Spurgeon penned many evangelistic tracts and urged his students to use them. At times, he personally went door-to-door distributing them. He wrote, “When preaching and private talk are not available, you need to have a tract ready. This is often an effective method. . . Get a good, striking tract, or none at all. But a touching gospel tract may be the seed of eternal life.”
Tract societies printed millions in England and distributed them internationally. One of the millions they printed wound up in the library of devout Methodist James Taylor.
Unbeknownst to him, Taylor’s son was about to leave his father’s faith for skepticism.
It was a holiday, and he was alone. Dusty books lined the walls of the familiar study. A tract caught his glazed eye. It would be “prosy,” he knew from experience. As he skimmed “the finished work of Christ,” he suddenly understood — Christ had done all!

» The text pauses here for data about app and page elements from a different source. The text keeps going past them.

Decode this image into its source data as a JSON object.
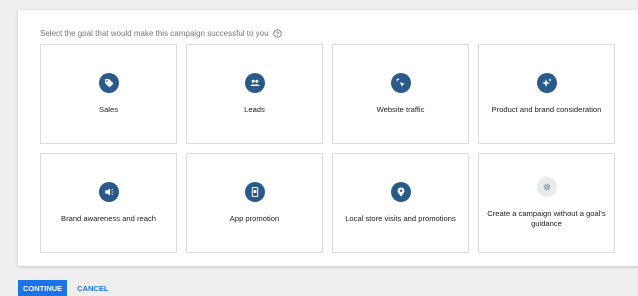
{
  "prompt": {
    "text": "Select the goal that would make this campaign successful to you",
    "help_icon": "help-circle-icon"
  },
  "goals": [
    {
      "label": "Sales",
      "icon": "tag-icon"
    },
    {
      "label": "Leads",
      "icon": "people-icon"
    },
    {
      "label": "Website traffic",
      "icon": "cursor-click-icon"
    },
    {
      "label": "Product and brand consideration",
      "icon": "sparkle-icon"
    },
    {
      "label": "Brand awareness and reach",
      "icon": "megaphone-icon"
    },
    {
      "label": "App promotion",
      "icon": "phone-icon"
    },
    {
      "label": "Local store visits and promotions",
      "icon": "location-pin-icon"
    },
    {
      "label": "Create a campaign without a goal's guidance",
      "icon": "gear-icon"
    }
  ],
  "actions": {
    "continue_label": "CONTINUE",
    "cancel_label": "CANCEL"
  },
  "colors": {
    "icon_badge": "#2a5a8a",
    "icon_badge_neutral": "#e8eaed",
    "primary": "#1a73e8"
  }
}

Such good news was this, that he devoted the rest of his life to sharing it in the Orient. Through the China Inland Mission, millions in China heard of Christ. His name was Hudson Taylor.
A well-written tract can intrigue the curious, engage skeptics, or offer hope to the purposeless. A tract can speak to thousands we could never personally engage with. It can also reach those surrounded by Christianity, yet secretly doubting.
The year was 2015. The young atheistwalked out of a movie theatre with his best friend. Outside, someone handed him a tract, but he stuffed it in his pocket, intending to throw it away as soon as he rounded the corner.
Later that night, he found the tract still in his pocket. He glanced over it, and could not hide his eyes from John 3:16. The God he had rejected had finally captivated his heart, and he crumbled in surrender and repentance.
God is still using tracts today to reach those who would be otherwise closed to the Gospel.
We print thousands of tracts, but the potential of just one tract could mean millions in China hear the gospel. Or a warrior of hate turns the world upside down with love and forgiveness. Or an atheist acknowledges his Creator.
Our emphasis is not on the method—distributing tracts, preaching, building personal relationships—no, our emphasis is Christ, and His Spirit is the One who draws men to Himself. But Christ is such amazing news that we will use every means possible to spread His gospel. To his students, Spurgeon urged, “Let us save men by all the means under heaven.”
In the end, the surprising history of tracts is not about tracts. It’s about a surprisingly good God who would redeem and restore humanity to Himself. It’s about the surprising reality that God would let us be His ambassadors. It’s about the surprising grace of God that invades human lives and changes everything!
Mitsuo Fuchida was just one of the thousands whose lives have been changed forever from reading a tract. Former POW DeShazer recalled of the Japanese captain, “I saw him just before he died. We shared in that good wonderful thing that Christ has done”.
Craig Nelson, Pearl Harbor: From Infamy to Greatness (New York: Scribner, 2016)
The Baptist Magazine, Vol 17 (London: J. Barfied, 1825)
William Jones, Jubilee Memorial of the Religious Tract Society, 1850.
Richard Goldstein, “Jacob DeShazer, Bombardier on Doolittle Raid, Dies at 95,” The New York Times